Exercise prompt
Keep the pictures out. Restate the entries below word for word.

Supplied material
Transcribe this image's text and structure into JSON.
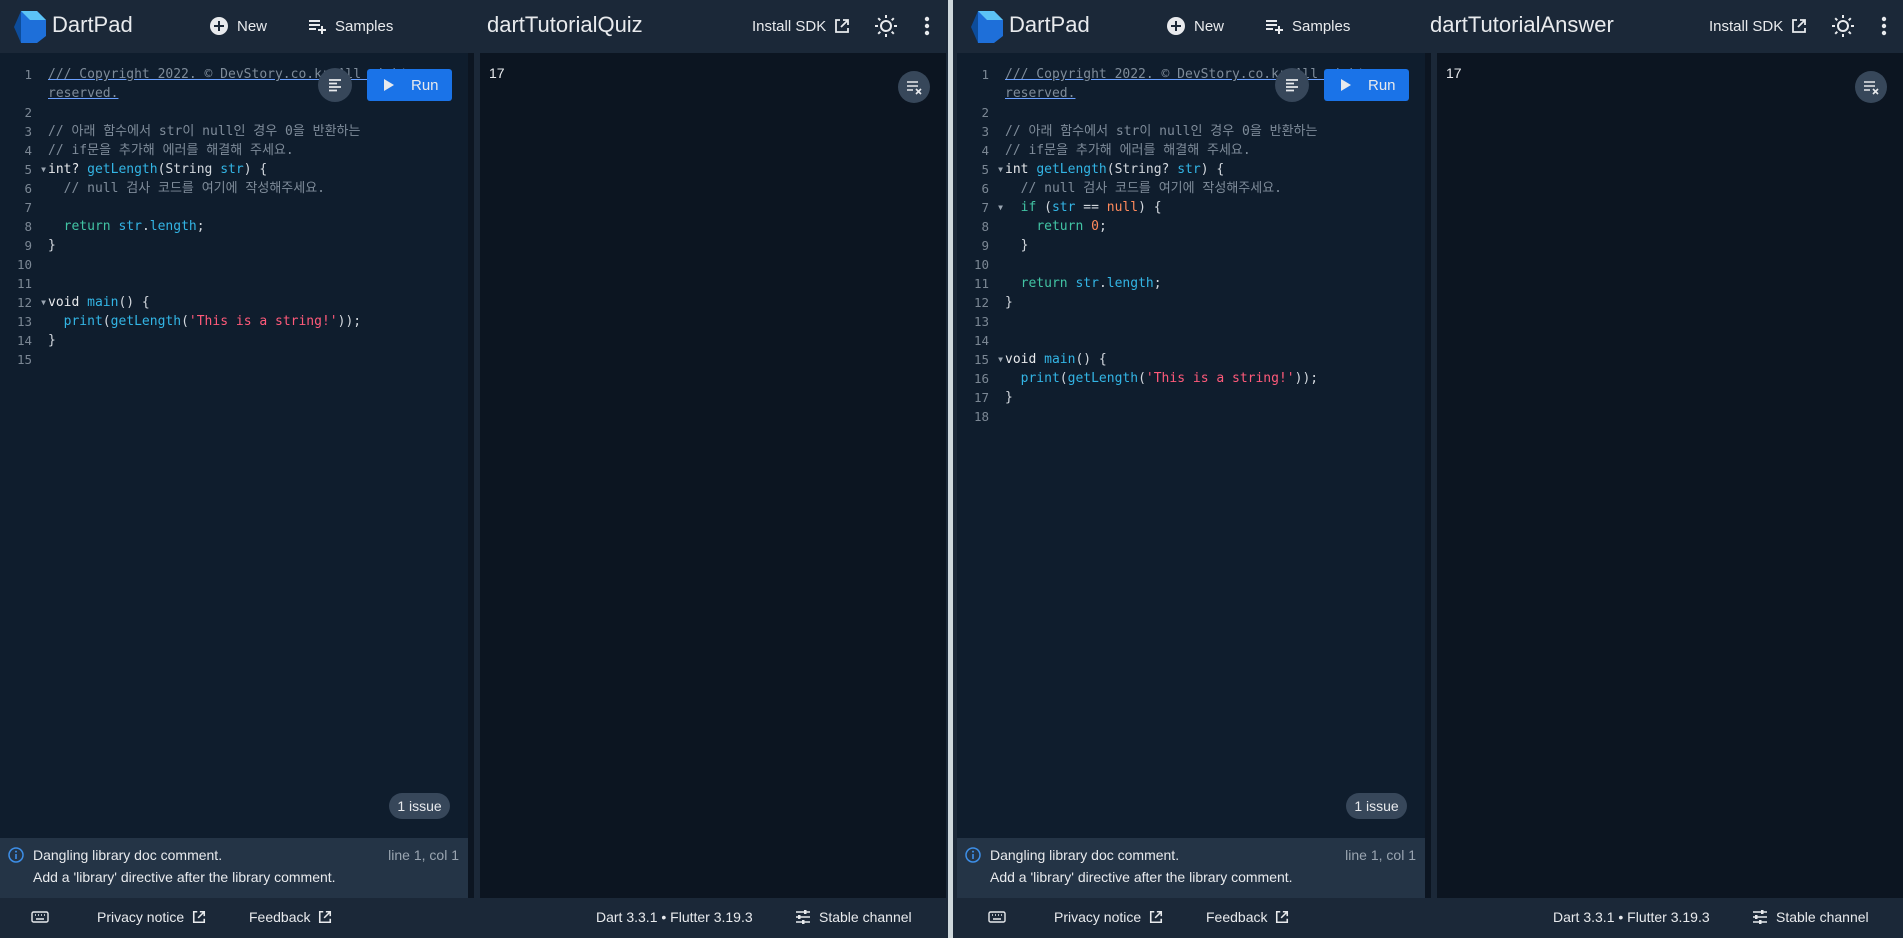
{
  "colors": {
    "accent": "#1a73e8",
    "background": "#0c1521",
    "toolbar": "#1b2838",
    "editor": "#0f1d2d"
  },
  "panes": [
    {
      "brand": "DartPad",
      "new_label": "New",
      "samples_label": "Samples",
      "title": "dartTutorialQuiz",
      "install_sdk_label": "Install SDK",
      "run_label": "Run",
      "issues_label": "1 issue",
      "console_output": "17",
      "problem": {
        "message": "Dangling library doc comment.",
        "fix": "Add a 'library' directive after the library comment.",
        "location": "line 1, col 1"
      },
      "footer": {
        "privacy": "Privacy notice",
        "feedback": "Feedback",
        "version": "Dart 3.3.1 • Flutter 3.19.3",
        "channel": "Stable channel"
      },
      "code": [
        {
          "n": "1",
          "fold": false,
          "cls": "doc",
          "text": "/// Copyright 2022. © DevStory.co.kr All rights"
        },
        {
          "n": "",
          "fold": false,
          "cls": "doc",
          "text": "reserved."
        },
        {
          "n": "2",
          "fold": false,
          "cls": "",
          "text": ""
        },
        {
          "n": "3",
          "fold": false,
          "cls": "c-com",
          "text": "// 아래 함수에서 str이 null인 경우 0을 반환하는"
        },
        {
          "n": "4",
          "fold": false,
          "cls": "c-com",
          "text": "// if문을 추가해 에러를 해결해 주세요."
        },
        {
          "n": "5",
          "fold": true,
          "cls": "",
          "html": "<span class='c-kw'>int? </span><span class='c-fn'>getLength</span>(String <span class='c-id'>str</span>) {"
        },
        {
          "n": "6",
          "fold": false,
          "cls": "c-com",
          "text": "  // null 검사 코드를 여기에 작성해주세요."
        },
        {
          "n": "7",
          "fold": false,
          "cls": "",
          "text": ""
        },
        {
          "n": "8",
          "fold": false,
          "cls": "",
          "html": "  <span class='c-kw2'>return</span> <span class='c-id'>str</span>.<span class='c-id'>length</span>;"
        },
        {
          "n": "9",
          "fold": false,
          "cls": "",
          "text": "}"
        },
        {
          "n": "10",
          "fold": false,
          "cls": "",
          "text": ""
        },
        {
          "n": "11",
          "fold": false,
          "cls": "",
          "text": ""
        },
        {
          "n": "12",
          "fold": true,
          "cls": "",
          "html": "<span class='c-kw'>void</span> <span class='c-fn'>main</span>() {"
        },
        {
          "n": "13",
          "fold": false,
          "cls": "",
          "html": "  <span class='c-fn'>print</span>(<span class='c-fn'>getLength</span>(<span class='c-str'>'This is a string!'</span>));"
        },
        {
          "n": "14",
          "fold": false,
          "cls": "",
          "text": "}"
        },
        {
          "n": "15",
          "fold": false,
          "cls": "",
          "text": ""
        }
      ]
    },
    {
      "brand": "DartPad",
      "new_label": "New",
      "samples_label": "Samples",
      "title": "dartTutorialAnswer",
      "install_sdk_label": "Install SDK",
      "run_label": "Run",
      "issues_label": "1 issue",
      "console_output": "17",
      "problem": {
        "message": "Dangling library doc comment.",
        "fix": "Add a 'library' directive after the library comment.",
        "location": "line 1, col 1"
      },
      "footer": {
        "privacy": "Privacy notice",
        "feedback": "Feedback",
        "version": "Dart 3.3.1 • Flutter 3.19.3",
        "channel": "Stable channel"
      },
      "code": [
        {
          "n": "1",
          "fold": false,
          "cls": "doc",
          "text": "/// Copyright 2022. © DevStory.co.kr All rights"
        },
        {
          "n": "",
          "fold": false,
          "cls": "doc",
          "text": "reserved."
        },
        {
          "n": "2",
          "fold": false,
          "cls": "",
          "text": ""
        },
        {
          "n": "3",
          "fold": false,
          "cls": "c-com",
          "text": "// 아래 함수에서 str이 null인 경우 0을 반환하는"
        },
        {
          "n": "4",
          "fold": false,
          "cls": "c-com",
          "text": "// if문을 추가해 에러를 해결해 주세요."
        },
        {
          "n": "5",
          "fold": true,
          "cls": "",
          "html": "<span class='c-kw'>int</span> <span class='c-fn'>getLength</span>(String? <span class='c-id'>str</span>) {"
        },
        {
          "n": "6",
          "fold": false,
          "cls": "c-com",
          "text": "  // null 검사 코드를 여기에 작성해주세요."
        },
        {
          "n": "7",
          "fold": true,
          "cls": "",
          "html": "  <span class='c-kw2'>if</span> (<span class='c-id'>str</span> == <span class='c-num'>null</span>) {"
        },
        {
          "n": "8",
          "fold": false,
          "cls": "",
          "html": "    <span class='c-kw2'>return</span> <span class='c-num'>0</span>;"
        },
        {
          "n": "9",
          "fold": false,
          "cls": "",
          "text": "  }"
        },
        {
          "n": "10",
          "fold": false,
          "cls": "",
          "text": ""
        },
        {
          "n": "11",
          "fold": false,
          "cls": "",
          "html": "  <span class='c-kw2'>return</span> <span class='c-id'>str</span>.<span class='c-id'>length</span>;"
        },
        {
          "n": "12",
          "fold": false,
          "cls": "",
          "text": "}"
        },
        {
          "n": "13",
          "fold": false,
          "cls": "",
          "text": ""
        },
        {
          "n": "14",
          "fold": false,
          "cls": "",
          "text": ""
        },
        {
          "n": "15",
          "fold": true,
          "cls": "",
          "html": "<span class='c-kw'>void</span> <span class='c-fn'>main</span>() {"
        },
        {
          "n": "16",
          "fold": false,
          "cls": "",
          "html": "  <span class='c-fn'>print</span>(<span class='c-fn'>getLength</span>(<span class='c-str'>'This is a string!'</span>));"
        },
        {
          "n": "17",
          "fold": false,
          "cls": "",
          "text": "}"
        },
        {
          "n": "18",
          "fold": false,
          "cls": "",
          "text": ""
        }
      ]
    }
  ]
}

Answer to the problem
Transcribe this image's text and structure into JSON.
{
  "colors": {
    "accent": "#1a73e8",
    "background": "#0c1521",
    "toolbar": "#1b2838",
    "editor": "#0f1d2d"
  },
  "panes": [
    {
      "brand": "DartPad",
      "new_label": "New",
      "samples_label": "Samples",
      "title": "dartTutorialQuiz",
      "install_sdk_label": "Install SDK",
      "run_label": "Run",
      "issues_label": "1 issue",
      "console_output": "17",
      "problem": {
        "message": "Dangling library doc comment.",
        "fix": "Add a 'library' directive after the library comment.",
        "location": "line 1, col 1"
      },
      "footer": {
        "privacy": "Privacy notice",
        "feedback": "Feedback",
        "version": "Dart 3.3.1 • Flutter 3.19.3",
        "channel": "Stable channel"
      },
      "code": [
        {
          "n": "1",
          "fold": false,
          "cls": "doc",
          "text": "/// Copyright 2022. © DevStory.co.kr All rights"
        },
        {
          "n": "",
          "fold": false,
          "cls": "doc",
          "text": "reserved."
        },
        {
          "n": "2",
          "fold": false,
          "cls": "",
          "text": ""
        },
        {
          "n": "3",
          "fold": false,
          "cls": "c-com",
          "text": "// 아래 함수에서 str이 null인 경우 0을 반환하는"
        },
        {
          "n": "4",
          "fold": false,
          "cls": "c-com",
          "text": "// if문을 추가해 에러를 해결해 주세요."
        },
        {
          "n": "5",
          "fold": true,
          "cls": "",
          "html": "<span class='c-kw'>int? </span><span class='c-fn'>getLength</span>(String <span class='c-id'>str</span>) {"
        },
        {
          "n": "6",
          "fold": false,
          "cls": "c-com",
          "text": "  // null 검사 코드를 여기에 작성해주세요."
        },
        {
          "n": "7",
          "fold": false,
          "cls": "",
          "text": ""
        },
        {
          "n": "8",
          "fold": false,
          "cls": "",
          "html": "  <span class='c-kw2'>return</span> <span class='c-id'>str</span>.<span class='c-id'>length</span>;"
        },
        {
          "n": "9",
          "fold": false,
          "cls": "",
          "text": "}"
        },
        {
          "n": "10",
          "fold": false,
          "cls": "",
          "text": ""
        },
        {
          "n": "11",
          "fold": false,
          "cls": "",
          "text": ""
        },
        {
          "n": "12",
          "fold": true,
          "cls": "",
          "html": "<span class='c-kw'>void</span> <span class='c-fn'>main</span>() {"
        },
        {
          "n": "13",
          "fold": false,
          "cls": "",
          "html": "  <span class='c-fn'>print</span>(<span class='c-fn'>getLength</span>(<span class='c-str'>'This is a string!'</span>));"
        },
        {
          "n": "14",
          "fold": false,
          "cls": "",
          "text": "}"
        },
        {
          "n": "15",
          "fold": false,
          "cls": "",
          "text": ""
        }
      ]
    },
    {
      "brand": "DartPad",
      "new_label": "New",
      "samples_label": "Samples",
      "title": "dartTutorialAnswer",
      "install_sdk_label": "Install SDK",
      "run_label": "Run",
      "issues_label": "1 issue",
      "console_output": "17",
      "problem": {
        "message": "Dangling library doc comment.",
        "fix": "Add a 'library' directive after the library comment.",
        "location": "line 1, col 1"
      },
      "footer": {
        "privacy": "Privacy notice",
        "feedback": "Feedback",
        "version": "Dart 3.3.1 • Flutter 3.19.3",
        "channel": "Stable channel"
      },
      "code": [
        {
          "n": "1",
          "fold": false,
          "cls": "doc",
          "text": "/// Copyright 2022. © DevStory.co.kr All rights"
        },
        {
          "n": "",
          "fold": false,
          "cls": "doc",
          "text": "reserved."
        },
        {
          "n": "2",
          "fold": false,
          "cls": "",
          "text": ""
        },
        {
          "n": "3",
          "fold": false,
          "cls": "c-com",
          "text": "// 아래 함수에서 str이 null인 경우 0을 반환하는"
        },
        {
          "n": "4",
          "fold": false,
          "cls": "c-com",
          "text": "// if문을 추가해 에러를 해결해 주세요."
        },
        {
          "n": "5",
          "fold": true,
          "cls": "",
          "html": "<span class='c-kw'>int</span> <span class='c-fn'>getLength</span>(String? <span class='c-id'>str</span>) {"
        },
        {
          "n": "6",
          "fold": false,
          "cls": "c-com",
          "text": "  // null 검사 코드를 여기에 작성해주세요."
        },
        {
          "n": "7",
          "fold": true,
          "cls": "",
          "html": "  <span class='c-kw2'>if</span> (<span class='c-id'>str</span> == <span class='c-num'>null</span>) {"
        },
        {
          "n": "8",
          "fold": false,
          "cls": "",
          "html": "    <span class='c-kw2'>return</span> <span class='c-num'>0</span>;"
        },
        {
          "n": "9",
          "fold": false,
          "cls": "",
          "text": "  }"
        },
        {
          "n": "10",
          "fold": false,
          "cls": "",
          "text": ""
        },
        {
          "n": "11",
          "fold": false,
          "cls": "",
          "html": "  <span class='c-kw2'>return</span> <span class='c-id'>str</span>.<span class='c-id'>length</span>;"
        },
        {
          "n": "12",
          "fold": false,
          "cls": "",
          "text": "}"
        },
        {
          "n": "13",
          "fold": false,
          "cls": "",
          "text": ""
        },
        {
          "n": "14",
          "fold": false,
          "cls": "",
          "text": ""
        },
        {
          "n": "15",
          "fold": true,
          "cls": "",
          "html": "<span class='c-kw'>void</span> <span class='c-fn'>main</span>() {"
        },
        {
          "n": "16",
          "fold": false,
          "cls": "",
          "html": "  <span class='c-fn'>print</span>(<span class='c-fn'>getLength</span>(<span class='c-str'>'This is a string!'</span>));"
        },
        {
          "n": "17",
          "fold": false,
          "cls": "",
          "text": "}"
        },
        {
          "n": "18",
          "fold": false,
          "cls": "",
          "text": ""
        }
      ]
    }
  ]
}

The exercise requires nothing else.